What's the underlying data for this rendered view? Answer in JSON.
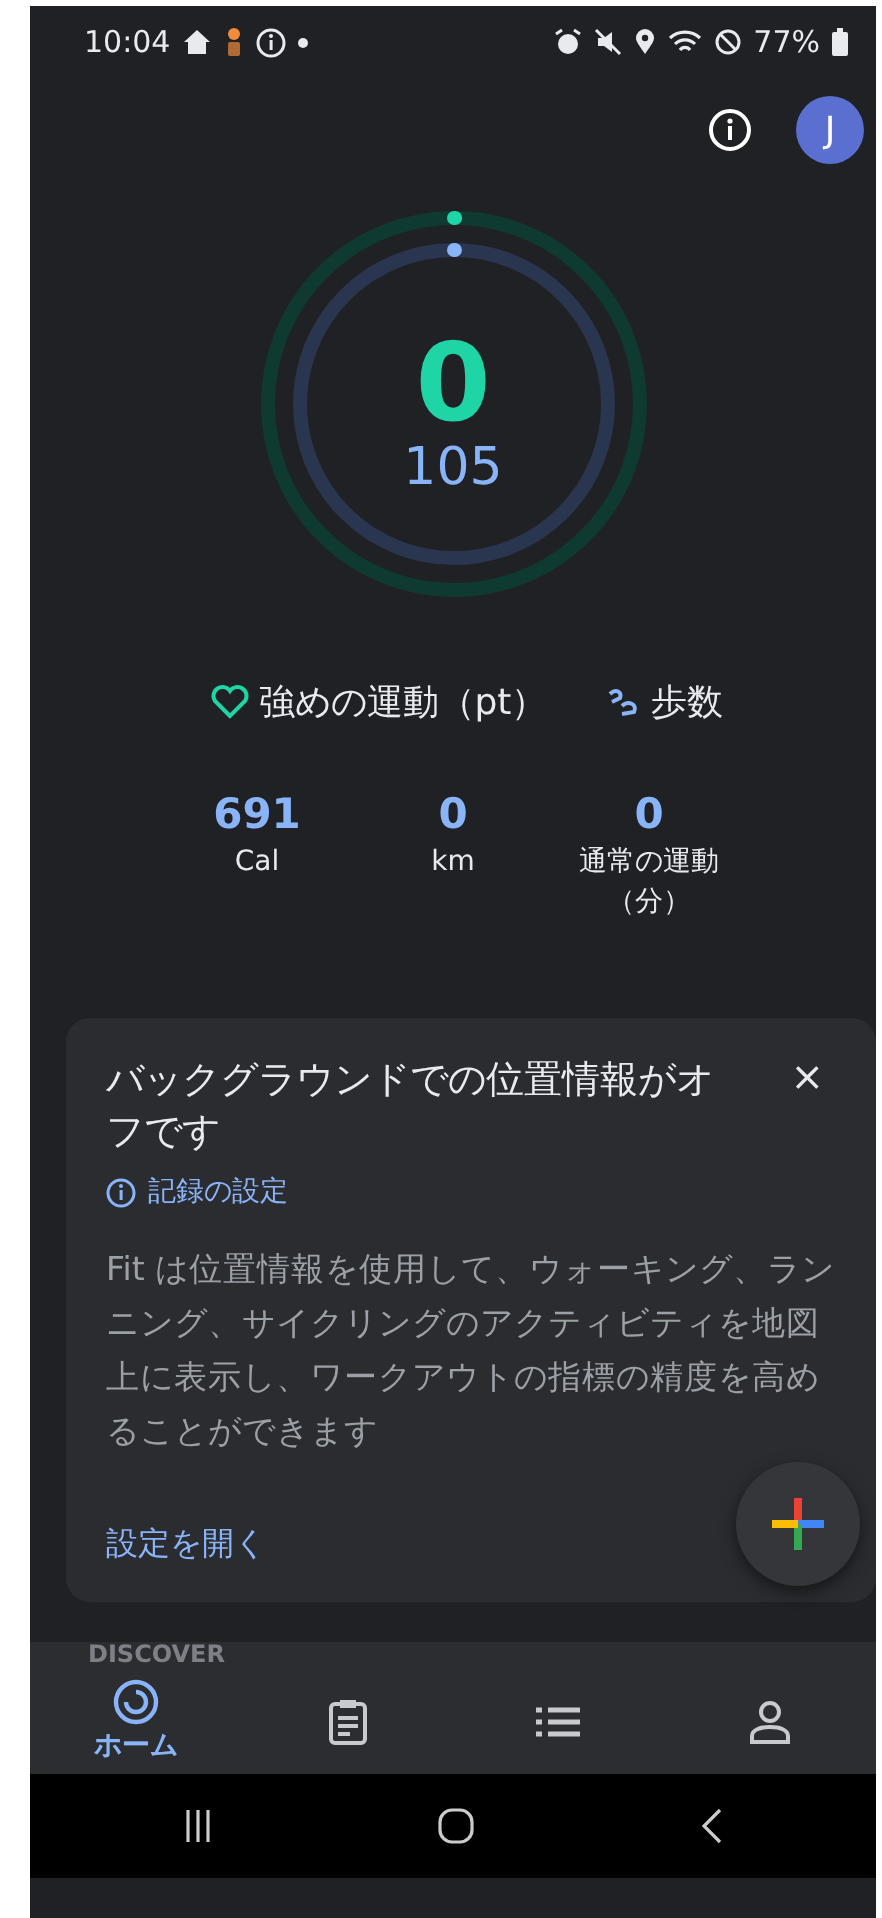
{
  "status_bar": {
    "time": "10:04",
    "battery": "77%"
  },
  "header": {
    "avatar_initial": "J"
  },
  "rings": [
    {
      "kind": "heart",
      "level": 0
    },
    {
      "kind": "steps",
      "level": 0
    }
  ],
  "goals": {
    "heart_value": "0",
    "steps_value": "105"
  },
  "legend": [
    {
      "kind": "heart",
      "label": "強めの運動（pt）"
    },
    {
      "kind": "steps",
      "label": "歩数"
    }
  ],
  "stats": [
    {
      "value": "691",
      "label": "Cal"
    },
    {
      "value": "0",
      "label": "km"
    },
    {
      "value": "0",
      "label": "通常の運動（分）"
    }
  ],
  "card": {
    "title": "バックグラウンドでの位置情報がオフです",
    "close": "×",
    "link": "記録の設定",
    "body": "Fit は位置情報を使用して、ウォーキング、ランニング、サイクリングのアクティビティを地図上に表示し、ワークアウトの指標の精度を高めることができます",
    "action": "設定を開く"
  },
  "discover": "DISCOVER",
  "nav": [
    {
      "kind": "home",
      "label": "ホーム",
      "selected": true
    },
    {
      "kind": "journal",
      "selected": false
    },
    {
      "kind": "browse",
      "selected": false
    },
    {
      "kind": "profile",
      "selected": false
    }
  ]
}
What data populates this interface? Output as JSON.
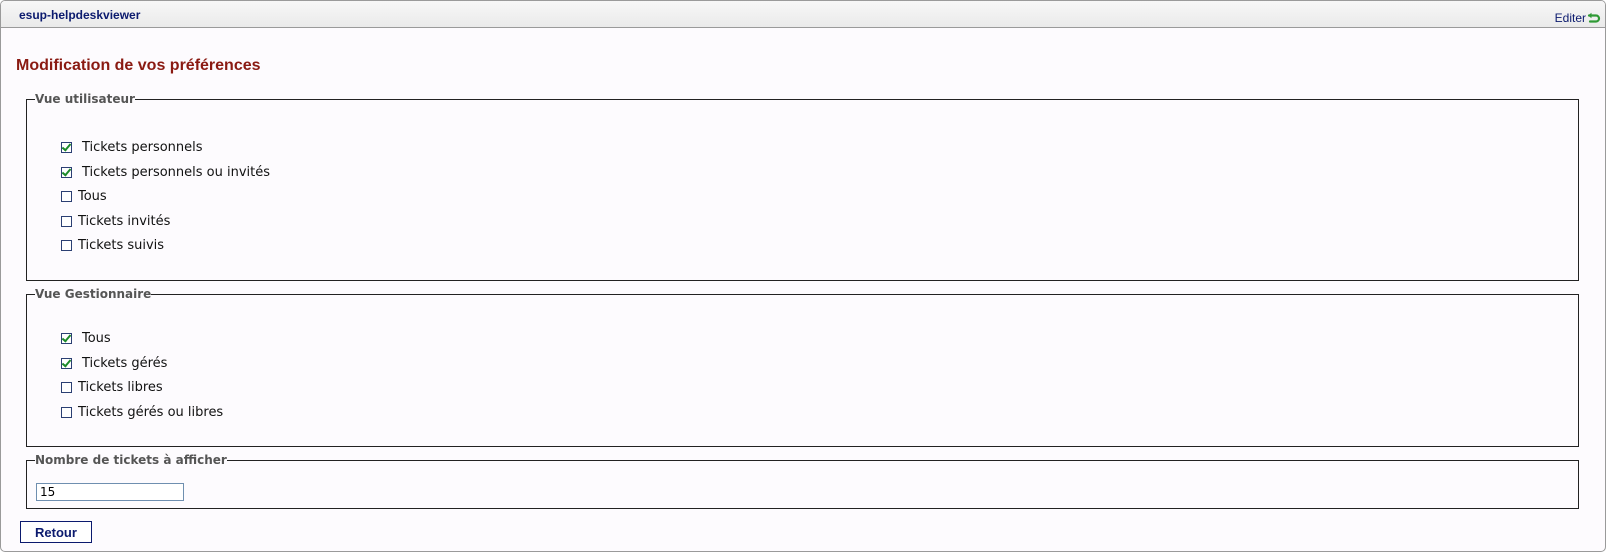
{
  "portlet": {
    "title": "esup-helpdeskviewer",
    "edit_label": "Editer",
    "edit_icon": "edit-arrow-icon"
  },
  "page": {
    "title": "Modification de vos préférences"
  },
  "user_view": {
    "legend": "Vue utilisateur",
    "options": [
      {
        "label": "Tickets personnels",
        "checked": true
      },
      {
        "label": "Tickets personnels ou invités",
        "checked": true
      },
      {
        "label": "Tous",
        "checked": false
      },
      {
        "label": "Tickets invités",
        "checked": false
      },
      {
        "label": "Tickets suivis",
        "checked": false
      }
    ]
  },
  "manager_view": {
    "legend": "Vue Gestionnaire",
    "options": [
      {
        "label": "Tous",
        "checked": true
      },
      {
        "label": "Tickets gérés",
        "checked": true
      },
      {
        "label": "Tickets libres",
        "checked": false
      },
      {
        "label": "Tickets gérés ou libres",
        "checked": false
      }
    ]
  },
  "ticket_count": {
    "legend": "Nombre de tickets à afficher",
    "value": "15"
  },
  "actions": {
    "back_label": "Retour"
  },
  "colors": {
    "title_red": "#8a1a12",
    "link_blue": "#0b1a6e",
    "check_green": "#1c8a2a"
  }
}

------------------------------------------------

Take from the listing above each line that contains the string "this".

What's the underlying data for this rendered view? Answer in JSON.
What data populates this interface? Output as JSON.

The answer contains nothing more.